Boehner was talking about the groups that claim to speak for the grass-roots, like the Club for Growth and Heritage Action Fund. With those groups scalded, establishment Republicans hoped that Republican members would not be so nervous and follow the strategy promoted by House leaders. Former RNC Chairman and former Mississippi Gov. Haley Barbour told me that Boehner’s public comments were a turning point, giving more common-sense mainstream Republicans control of the reins of the party. Main Street Partnership’s Steve LaTourette—whose organization funds moderate Republicans and clashes with Tea Party groups—said the same thing.

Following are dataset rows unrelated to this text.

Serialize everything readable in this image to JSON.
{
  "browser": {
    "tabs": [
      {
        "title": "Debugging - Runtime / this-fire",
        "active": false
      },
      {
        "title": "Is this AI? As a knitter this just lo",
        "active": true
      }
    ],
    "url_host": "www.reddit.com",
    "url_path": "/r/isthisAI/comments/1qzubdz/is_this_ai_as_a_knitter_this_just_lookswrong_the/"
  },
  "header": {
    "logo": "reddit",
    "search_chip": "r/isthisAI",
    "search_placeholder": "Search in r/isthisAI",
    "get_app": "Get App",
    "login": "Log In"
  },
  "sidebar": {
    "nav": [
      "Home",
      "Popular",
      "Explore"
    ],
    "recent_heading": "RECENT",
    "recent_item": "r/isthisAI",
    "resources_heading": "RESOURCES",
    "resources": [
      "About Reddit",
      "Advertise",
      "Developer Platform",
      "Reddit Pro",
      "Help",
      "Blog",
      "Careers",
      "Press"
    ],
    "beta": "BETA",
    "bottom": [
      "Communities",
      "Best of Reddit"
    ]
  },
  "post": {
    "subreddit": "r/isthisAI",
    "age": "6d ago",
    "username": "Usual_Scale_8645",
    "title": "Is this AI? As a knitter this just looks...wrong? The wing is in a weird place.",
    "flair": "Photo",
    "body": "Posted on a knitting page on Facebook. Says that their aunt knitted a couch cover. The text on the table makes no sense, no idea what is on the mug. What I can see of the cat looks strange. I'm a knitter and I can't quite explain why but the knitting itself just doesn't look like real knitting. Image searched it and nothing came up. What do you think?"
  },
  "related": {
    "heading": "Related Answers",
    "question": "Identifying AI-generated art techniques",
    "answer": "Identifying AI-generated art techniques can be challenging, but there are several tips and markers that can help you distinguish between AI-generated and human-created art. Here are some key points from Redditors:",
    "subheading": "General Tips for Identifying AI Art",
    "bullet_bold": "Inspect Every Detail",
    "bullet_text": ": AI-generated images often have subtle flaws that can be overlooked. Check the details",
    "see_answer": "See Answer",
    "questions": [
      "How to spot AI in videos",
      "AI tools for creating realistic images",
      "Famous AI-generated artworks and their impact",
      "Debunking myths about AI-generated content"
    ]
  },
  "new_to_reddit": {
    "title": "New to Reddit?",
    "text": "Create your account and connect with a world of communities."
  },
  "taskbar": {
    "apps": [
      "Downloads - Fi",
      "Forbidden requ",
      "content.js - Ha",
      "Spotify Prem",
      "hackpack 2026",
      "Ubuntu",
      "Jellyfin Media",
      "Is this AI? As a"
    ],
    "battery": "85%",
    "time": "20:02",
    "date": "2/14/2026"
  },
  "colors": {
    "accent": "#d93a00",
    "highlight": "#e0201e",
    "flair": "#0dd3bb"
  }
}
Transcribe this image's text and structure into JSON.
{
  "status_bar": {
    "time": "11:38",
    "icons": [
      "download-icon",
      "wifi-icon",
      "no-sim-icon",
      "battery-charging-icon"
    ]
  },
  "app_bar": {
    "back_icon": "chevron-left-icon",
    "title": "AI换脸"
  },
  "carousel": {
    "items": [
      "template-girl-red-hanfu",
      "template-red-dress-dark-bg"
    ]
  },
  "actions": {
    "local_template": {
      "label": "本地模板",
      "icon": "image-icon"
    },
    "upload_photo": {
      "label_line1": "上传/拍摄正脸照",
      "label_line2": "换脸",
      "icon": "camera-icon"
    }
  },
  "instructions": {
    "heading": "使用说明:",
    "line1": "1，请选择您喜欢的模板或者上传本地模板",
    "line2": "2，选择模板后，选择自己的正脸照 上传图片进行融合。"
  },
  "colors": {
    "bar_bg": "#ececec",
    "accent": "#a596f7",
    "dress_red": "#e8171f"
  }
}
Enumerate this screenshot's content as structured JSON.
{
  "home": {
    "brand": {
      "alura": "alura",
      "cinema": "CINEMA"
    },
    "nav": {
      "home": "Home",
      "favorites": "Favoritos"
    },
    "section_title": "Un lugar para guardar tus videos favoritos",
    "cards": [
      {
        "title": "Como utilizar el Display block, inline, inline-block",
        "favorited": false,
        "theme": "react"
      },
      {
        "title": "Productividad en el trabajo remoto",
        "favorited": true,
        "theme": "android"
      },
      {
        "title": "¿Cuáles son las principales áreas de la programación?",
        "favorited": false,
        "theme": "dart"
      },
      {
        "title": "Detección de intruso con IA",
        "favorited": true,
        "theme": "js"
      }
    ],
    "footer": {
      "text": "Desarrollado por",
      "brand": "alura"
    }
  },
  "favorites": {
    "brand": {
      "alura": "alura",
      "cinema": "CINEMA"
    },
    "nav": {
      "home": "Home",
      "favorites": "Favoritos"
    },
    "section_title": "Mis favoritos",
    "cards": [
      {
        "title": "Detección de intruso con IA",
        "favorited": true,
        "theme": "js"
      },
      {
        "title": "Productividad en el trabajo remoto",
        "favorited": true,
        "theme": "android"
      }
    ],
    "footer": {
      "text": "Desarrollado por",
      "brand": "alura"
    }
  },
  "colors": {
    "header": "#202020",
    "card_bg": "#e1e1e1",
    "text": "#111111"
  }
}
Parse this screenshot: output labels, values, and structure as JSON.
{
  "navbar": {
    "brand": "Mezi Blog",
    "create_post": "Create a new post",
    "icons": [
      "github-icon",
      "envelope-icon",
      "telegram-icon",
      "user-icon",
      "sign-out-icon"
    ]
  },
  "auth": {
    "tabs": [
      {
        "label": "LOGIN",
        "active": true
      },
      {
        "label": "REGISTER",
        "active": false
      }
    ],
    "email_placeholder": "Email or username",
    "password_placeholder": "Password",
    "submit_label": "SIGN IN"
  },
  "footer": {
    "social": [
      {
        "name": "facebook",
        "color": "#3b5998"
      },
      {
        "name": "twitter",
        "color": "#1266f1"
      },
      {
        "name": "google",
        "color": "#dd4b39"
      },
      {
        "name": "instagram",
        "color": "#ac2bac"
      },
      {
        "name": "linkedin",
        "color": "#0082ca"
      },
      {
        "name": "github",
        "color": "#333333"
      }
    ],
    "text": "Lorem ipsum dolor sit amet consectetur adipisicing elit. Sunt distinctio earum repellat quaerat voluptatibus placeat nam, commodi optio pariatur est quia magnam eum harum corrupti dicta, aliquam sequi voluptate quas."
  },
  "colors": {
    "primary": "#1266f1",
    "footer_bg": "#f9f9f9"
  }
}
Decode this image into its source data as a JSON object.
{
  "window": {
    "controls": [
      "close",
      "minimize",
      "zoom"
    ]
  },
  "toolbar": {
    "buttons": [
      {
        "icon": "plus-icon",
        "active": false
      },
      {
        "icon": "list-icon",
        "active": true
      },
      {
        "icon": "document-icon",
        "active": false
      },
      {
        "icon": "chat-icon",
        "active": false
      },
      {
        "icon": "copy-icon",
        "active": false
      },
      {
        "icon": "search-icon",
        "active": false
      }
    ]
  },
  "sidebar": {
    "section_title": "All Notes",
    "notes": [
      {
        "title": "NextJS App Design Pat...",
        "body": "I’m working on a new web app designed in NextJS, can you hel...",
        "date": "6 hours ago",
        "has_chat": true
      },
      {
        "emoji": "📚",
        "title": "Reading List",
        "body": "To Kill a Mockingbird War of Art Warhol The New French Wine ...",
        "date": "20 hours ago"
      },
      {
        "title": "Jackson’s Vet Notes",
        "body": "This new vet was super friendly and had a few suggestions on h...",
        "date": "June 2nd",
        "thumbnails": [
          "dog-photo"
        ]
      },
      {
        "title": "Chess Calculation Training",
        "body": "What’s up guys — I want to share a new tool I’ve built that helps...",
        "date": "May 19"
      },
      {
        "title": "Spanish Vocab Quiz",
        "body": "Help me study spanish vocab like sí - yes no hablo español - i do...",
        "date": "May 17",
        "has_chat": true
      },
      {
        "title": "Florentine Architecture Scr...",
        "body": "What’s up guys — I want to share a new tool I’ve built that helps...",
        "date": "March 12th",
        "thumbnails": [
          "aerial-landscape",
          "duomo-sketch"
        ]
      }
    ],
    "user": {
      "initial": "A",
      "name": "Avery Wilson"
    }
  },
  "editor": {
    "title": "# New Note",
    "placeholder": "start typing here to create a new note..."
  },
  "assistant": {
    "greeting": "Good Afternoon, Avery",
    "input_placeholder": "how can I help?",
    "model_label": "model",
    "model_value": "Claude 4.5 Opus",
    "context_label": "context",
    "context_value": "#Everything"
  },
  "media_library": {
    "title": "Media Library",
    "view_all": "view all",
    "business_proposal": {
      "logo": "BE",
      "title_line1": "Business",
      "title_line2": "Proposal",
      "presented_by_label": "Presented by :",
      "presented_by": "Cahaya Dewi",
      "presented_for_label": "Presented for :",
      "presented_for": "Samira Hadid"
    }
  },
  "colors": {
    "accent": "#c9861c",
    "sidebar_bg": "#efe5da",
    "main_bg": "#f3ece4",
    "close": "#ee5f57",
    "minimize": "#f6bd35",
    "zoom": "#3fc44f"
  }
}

If the House leadership needed a member to take a tough vote, they could convince him that his fears of being targeted were overblown. Members no longer had to worry as much about well-financed groups with communications departments harnessing grass-roots anger and pointing it at them. The problem is that’s not what happened in the Cantor race. Those outside groups didn’t play the role in this race that they have in other races that have been labeled as Tea Party vs. Establishment fights. (Though that didn’t stop them from pretending they had a hand in Brat’s victory.) So the message is the refreshing and reaffirming one that it’s the voters who can turn on you. Brat’s win will encourage more attempts, and whether the Cantor defeat can be replicated elsewhere doesn’t matter. All incumbents will think there is a monster hiding under their bed—and maybe they’re right.